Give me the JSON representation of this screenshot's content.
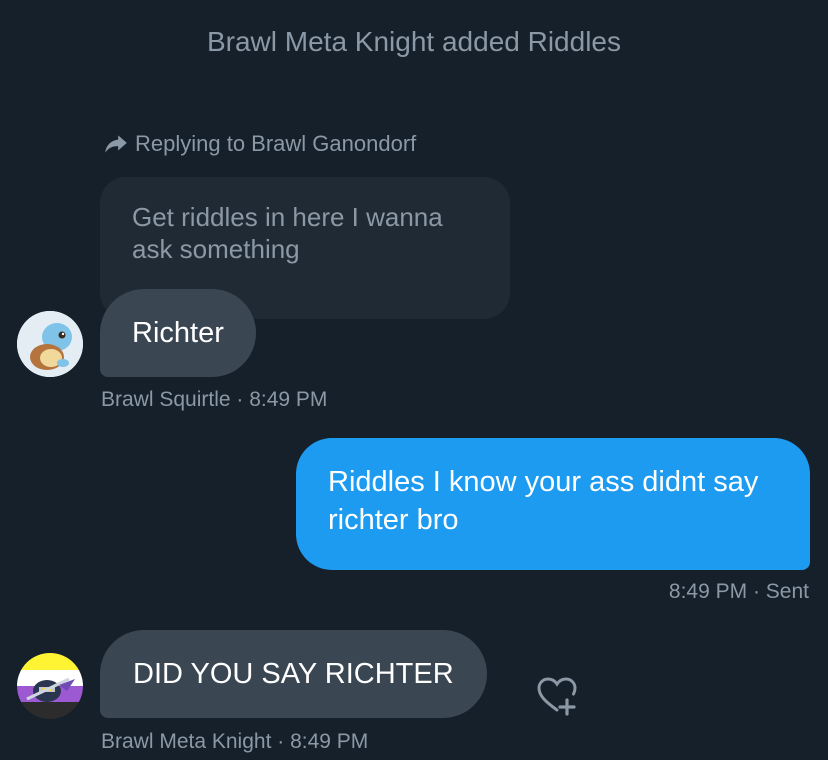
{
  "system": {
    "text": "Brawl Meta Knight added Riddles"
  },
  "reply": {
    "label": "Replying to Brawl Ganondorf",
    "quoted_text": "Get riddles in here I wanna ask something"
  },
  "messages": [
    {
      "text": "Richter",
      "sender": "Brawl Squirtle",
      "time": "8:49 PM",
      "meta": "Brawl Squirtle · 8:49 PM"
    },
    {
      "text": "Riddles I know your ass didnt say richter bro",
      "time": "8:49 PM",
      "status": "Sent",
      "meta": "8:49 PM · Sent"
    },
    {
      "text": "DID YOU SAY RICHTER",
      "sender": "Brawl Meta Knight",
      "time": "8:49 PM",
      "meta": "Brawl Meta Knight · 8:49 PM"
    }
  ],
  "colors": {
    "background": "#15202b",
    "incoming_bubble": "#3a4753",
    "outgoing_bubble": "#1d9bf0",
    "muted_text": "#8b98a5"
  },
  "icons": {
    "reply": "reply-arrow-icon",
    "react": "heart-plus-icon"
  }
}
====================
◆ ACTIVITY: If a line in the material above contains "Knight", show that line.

◆ OUTPUT OF THE EXERCISE:
    "text": "Brawl Meta Knight added Riddles"
      "sender": "Brawl Meta Knight",
      "meta": "Brawl Meta Knight · 8:49 PM"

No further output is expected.